# Task instructions:
Whatever the data contains, copy all of it exactly.

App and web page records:
::::::::

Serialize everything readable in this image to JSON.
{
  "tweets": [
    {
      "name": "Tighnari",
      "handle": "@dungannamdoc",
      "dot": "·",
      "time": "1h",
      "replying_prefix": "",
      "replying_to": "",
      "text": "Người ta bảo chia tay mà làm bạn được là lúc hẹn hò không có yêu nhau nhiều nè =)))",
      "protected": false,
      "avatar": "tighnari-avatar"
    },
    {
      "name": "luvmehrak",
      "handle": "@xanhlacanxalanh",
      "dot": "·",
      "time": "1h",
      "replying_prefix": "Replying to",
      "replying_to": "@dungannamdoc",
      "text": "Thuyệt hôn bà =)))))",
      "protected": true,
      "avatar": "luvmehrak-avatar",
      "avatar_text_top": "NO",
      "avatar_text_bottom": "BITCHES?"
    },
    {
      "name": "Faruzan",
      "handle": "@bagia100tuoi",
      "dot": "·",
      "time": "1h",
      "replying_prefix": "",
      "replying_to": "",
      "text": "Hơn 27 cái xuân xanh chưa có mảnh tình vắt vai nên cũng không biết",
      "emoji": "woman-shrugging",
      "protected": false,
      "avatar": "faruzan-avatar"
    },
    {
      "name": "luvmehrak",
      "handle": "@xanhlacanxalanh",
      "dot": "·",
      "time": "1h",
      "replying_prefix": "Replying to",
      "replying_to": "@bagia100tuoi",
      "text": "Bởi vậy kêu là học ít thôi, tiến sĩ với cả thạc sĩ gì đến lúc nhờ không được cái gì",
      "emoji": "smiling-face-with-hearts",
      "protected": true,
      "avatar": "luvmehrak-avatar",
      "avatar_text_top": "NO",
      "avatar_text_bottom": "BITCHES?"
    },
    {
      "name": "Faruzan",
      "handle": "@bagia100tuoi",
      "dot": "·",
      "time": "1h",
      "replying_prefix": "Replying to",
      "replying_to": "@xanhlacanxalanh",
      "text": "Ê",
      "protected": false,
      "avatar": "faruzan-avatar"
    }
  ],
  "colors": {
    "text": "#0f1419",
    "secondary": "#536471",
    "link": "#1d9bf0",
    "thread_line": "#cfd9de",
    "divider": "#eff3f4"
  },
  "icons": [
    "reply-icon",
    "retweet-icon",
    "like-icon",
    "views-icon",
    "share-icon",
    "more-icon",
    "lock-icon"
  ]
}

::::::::

# Completed exercise:
Serialize everything readable in this image to JSON.
{
  "tweets": [
    {
      "name": "Tighnari",
      "handle": "@dungannamdoc",
      "dot": "·",
      "time": "1h",
      "replying_prefix": "",
      "replying_to": "",
      "text": "Người ta bảo chia tay mà làm bạn được là lúc hẹn hò không có yêu nhau nhiều nè =)))",
      "protected": false,
      "avatar": "tighnari-avatar"
    },
    {
      "name": "luvmehrak",
      "handle": "@xanhlacanxalanh",
      "dot": "·",
      "time": "1h",
      "replying_prefix": "Replying to",
      "replying_to": "@dungannamdoc",
      "text": "Thuyệt hôn bà =)))))",
      "protected": true,
      "avatar": "luvmehrak-avatar",
      "avatar_text_top": "NO",
      "avatar_text_bottom": "BITCHES?"
    },
    {
      "name": "Faruzan",
      "handle": "@bagia100tuoi",
      "dot": "·",
      "time": "1h",
      "replying_prefix": "",
      "replying_to": "",
      "text": "Hơn 27 cái xuân xanh chưa có mảnh tình vắt vai nên cũng không biết",
      "emoji": "woman-shrugging",
      "protected": false,
      "avatar": "faruzan-avatar"
    },
    {
      "name": "luvmehrak",
      "handle": "@xanhlacanxalanh",
      "dot": "·",
      "time": "1h",
      "replying_prefix": "Replying to",
      "replying_to": "@bagia100tuoi",
      "text": "Bởi vậy kêu là học ít thôi, tiến sĩ với cả thạc sĩ gì đến lúc nhờ không được cái gì",
      "emoji": "smiling-face-with-hearts",
      "protected": true,
      "avatar": "luvmehrak-avatar",
      "avatar_text_top": "NO",
      "avatar_text_bottom": "BITCHES?"
    },
    {
      "name": "Faruzan",
      "handle": "@bagia100tuoi",
      "dot": "·",
      "time": "1h",
      "replying_prefix": "Replying to",
      "replying_to": "@xanhlacanxalanh",
      "text": "Ê",
      "protected": false,
      "avatar": "faruzan-avatar"
    }
  ],
  "colors": {
    "text": "#0f1419",
    "secondary": "#536471",
    "link": "#1d9bf0",
    "thread_line": "#cfd9de",
    "divider": "#eff3f4"
  },
  "icons": [
    "reply-icon",
    "retweet-icon",
    "like-icon",
    "views-icon",
    "share-icon",
    "more-icon",
    "lock-icon"
  ]
}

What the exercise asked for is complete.